Shut them in,
With their triumphs and their glories and the rest!
Love is best.

by Richard W. Bray


September 14, 2010


Although their chances for triumph were slim
Debbie and David and Gertrude and Tim
Set off on their journey with vigor and vim

Across jungles and forests and deserts and seas
Past lions and tigers and dragons and bees
In speedboats, on horses, in planes and on skis

The four were compelled on their eminent quest
To a kingdom of various trials and tests
Through a mystical closet of sweaters and vests

They scuffled with demons and monsters and fiends
And werewolves and vampires and wicked old queens
And goblins and ogres and evil machines

They struggled for decades and centuries and more
They won all their battles and settled old scores
With praises and plaudits and triumphs galore

Our heroes retired, folklore’s great winners
They pardoned the saints and punished the sinners
And still made it back to their families by dinner

by Richard W. Bray

You Should

September 11, 2010


You Should

You should wake up early
You should never stop to play
You should not waste your time
You should work hard every day

You should save up every penny
You should put it all away
You should be very frugal
You should plan for rainy days

You should maximize potential
You should see what you can be
You should live to make more money
You should be just like me

by Richard W. Bray

Robert J. Dutton

September 9, 2010

Robert J. Dutton

Robert J. Dutton, a nice little boy
For both his folks, a true pride and joy
He’s kind and helpful in all manner of chores
He does all the dishes and oils creaky doors

But young Robbie Dutton has one little flaw
So minor it’s hardly worth mentioning at all
Despite bribes and threats and forecasts of doom
Robert J. Dutton just won’t clean his room

As days and weeks and years passed by
Robert J. Dutton—this wonderful guy
Began to emit an unhealthy aroma
One kid who smelled it went into a coma

The source of this odor, of course, is his room
I’ll attempt to describe it with minimal gloom:
It’s fusty and musty and dusty and dank
Kids in Australia complain ’bout the stank

The haphazard pile of waste on the shelf
Could only be seen by a junkman as pelf
Green grimy grunge covers the floor
It oozed ‘cross the room and spilt out the door

The garbage and junk and offal and rubble
And gunk and debris are a great source of trouble
The litter and rubbish and refuse and trash
Threaten to cause the walls to collapse

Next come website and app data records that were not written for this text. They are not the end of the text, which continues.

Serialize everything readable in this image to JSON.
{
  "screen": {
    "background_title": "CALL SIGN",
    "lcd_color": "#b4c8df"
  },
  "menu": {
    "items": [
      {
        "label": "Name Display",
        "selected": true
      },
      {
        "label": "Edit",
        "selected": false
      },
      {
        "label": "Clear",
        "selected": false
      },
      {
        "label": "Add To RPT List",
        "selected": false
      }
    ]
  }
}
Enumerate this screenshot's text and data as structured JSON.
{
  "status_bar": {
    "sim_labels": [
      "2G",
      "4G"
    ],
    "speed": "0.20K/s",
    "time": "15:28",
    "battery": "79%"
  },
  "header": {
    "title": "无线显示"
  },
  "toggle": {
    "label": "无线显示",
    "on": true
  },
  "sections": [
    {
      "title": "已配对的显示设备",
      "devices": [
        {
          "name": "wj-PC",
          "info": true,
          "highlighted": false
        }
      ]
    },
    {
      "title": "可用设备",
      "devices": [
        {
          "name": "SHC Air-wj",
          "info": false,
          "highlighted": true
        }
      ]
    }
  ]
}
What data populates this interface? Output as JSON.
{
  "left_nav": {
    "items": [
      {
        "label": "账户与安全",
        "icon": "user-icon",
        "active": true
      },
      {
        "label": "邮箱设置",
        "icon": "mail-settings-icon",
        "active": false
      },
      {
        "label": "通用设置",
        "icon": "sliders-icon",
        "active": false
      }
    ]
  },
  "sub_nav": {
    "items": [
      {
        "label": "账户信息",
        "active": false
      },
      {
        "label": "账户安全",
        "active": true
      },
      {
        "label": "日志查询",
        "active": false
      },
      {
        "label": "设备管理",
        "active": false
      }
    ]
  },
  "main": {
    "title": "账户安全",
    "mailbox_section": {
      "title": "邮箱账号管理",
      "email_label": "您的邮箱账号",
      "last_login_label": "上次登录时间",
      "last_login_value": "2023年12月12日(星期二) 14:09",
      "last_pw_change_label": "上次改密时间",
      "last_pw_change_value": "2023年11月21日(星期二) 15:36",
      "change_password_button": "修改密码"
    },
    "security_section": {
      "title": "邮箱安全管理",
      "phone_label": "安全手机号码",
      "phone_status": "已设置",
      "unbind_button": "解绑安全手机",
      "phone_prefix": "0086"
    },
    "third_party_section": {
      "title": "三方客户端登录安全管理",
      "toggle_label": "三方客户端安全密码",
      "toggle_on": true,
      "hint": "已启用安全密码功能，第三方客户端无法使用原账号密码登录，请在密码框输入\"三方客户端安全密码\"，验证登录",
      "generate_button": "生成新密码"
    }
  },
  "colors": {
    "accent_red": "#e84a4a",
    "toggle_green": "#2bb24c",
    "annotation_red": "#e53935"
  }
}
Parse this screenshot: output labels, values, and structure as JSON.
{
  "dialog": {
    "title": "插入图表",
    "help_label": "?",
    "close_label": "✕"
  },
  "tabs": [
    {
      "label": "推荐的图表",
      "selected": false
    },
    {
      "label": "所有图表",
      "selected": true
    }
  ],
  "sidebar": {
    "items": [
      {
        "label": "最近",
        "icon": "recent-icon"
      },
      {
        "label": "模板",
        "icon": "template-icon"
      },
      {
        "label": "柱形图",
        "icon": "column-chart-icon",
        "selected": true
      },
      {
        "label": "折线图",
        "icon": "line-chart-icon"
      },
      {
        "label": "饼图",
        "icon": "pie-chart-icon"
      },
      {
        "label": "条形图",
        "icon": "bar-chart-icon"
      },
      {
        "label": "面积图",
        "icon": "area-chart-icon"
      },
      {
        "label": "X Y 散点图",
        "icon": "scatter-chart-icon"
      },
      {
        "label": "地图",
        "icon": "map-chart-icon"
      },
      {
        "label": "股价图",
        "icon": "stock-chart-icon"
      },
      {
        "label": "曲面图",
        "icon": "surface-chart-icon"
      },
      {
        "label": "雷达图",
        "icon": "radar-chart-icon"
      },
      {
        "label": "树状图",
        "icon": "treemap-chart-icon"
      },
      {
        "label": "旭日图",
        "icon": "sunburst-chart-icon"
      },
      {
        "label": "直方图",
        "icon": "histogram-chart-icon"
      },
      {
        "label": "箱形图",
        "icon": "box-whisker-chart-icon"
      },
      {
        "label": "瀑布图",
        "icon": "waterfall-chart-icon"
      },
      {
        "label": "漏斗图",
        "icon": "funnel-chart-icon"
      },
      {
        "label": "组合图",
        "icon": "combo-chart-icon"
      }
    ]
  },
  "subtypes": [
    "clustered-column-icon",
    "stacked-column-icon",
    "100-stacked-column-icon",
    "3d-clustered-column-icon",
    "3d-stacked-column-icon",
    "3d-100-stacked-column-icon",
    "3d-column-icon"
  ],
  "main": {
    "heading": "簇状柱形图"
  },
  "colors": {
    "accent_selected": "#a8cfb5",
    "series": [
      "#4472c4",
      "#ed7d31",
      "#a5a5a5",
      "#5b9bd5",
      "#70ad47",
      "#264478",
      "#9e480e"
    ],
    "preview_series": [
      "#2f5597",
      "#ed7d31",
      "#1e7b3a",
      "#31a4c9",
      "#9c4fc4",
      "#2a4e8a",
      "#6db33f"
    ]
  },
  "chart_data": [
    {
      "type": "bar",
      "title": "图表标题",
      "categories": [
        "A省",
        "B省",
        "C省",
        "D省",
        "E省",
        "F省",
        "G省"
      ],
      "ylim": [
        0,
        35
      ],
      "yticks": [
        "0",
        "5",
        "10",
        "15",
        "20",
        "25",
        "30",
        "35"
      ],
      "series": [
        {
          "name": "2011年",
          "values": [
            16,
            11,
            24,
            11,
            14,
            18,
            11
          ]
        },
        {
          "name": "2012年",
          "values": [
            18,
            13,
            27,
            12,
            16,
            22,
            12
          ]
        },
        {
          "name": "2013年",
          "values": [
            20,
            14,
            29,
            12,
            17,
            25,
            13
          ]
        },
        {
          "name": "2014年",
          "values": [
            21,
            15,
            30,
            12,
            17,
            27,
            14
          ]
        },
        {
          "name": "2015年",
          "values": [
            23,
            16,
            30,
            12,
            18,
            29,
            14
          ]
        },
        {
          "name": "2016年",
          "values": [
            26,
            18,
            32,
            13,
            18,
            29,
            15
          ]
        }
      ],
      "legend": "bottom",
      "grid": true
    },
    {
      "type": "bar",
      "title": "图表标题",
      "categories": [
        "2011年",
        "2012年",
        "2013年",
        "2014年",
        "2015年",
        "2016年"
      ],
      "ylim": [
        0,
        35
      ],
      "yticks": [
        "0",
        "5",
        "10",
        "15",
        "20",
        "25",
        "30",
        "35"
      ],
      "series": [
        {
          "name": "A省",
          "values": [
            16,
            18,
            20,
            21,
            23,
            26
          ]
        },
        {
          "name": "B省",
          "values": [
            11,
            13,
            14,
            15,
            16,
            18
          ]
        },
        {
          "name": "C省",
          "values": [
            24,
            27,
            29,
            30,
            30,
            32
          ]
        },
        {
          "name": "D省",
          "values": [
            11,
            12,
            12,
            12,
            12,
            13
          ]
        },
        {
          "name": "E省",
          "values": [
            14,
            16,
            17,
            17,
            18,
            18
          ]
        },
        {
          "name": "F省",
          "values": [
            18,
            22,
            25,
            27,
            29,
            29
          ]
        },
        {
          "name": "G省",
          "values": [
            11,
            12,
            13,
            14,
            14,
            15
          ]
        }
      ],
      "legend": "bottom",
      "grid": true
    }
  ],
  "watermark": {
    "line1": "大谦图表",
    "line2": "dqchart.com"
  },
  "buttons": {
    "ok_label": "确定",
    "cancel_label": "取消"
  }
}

Beneath it all (this hurts to explain!)
Are twelve frozen meals—or at least their remains
The walls are caked with much muck and mire
The strong methane fumes are a real risk of fire

When finally the neighbors couldn’t take any more
They called the police who didn’t wish to explore
The cavern of filth at the end of the hall
So Officer Murphy decided to call

Federal agents, all the great masters
Of famines and floods and natural disasters
Who red-tagged the house they would not dare enter
That haven of crud was smut’s epicenter

The room was declared off limits to all
The army reserve has been placed on call
The Duttons, of course, have all been sent packing
For raising a boy whose neatness was lacking

by Richard W. Bray

Thin Ice

September 7, 2010

My teacher got annoyed and said,
“You’re skating on thin ice”
I said, “Let’s make some snow cones”
And I got detention twice

The skeleton in my closet
Cannot come out to play
It’s not that I have secrets
I’m scared he’ll run away

If the fork in the road
Had been a spoon
My piano would be
Out of tune

We can cross that bridge
If we actually get to it
Or we could swim the moat
I’m not afraid to do it

Did you pull my leg?
Or did you really lose my keys?
I can no longer walk
You dislocated both my knees

I threw my watch off the cliff
To see if time would fly
My daddy sent me after it
I’m not a happy guy

“Do you want to wet your whistle
With pop or tea?”
“Can I please have a drink?
I’m not a referee”

“If you don’t do your chores
You’ll be in hot water”
“I really can’t believe
That you’d boil your only daughter”

by Richard W. Bray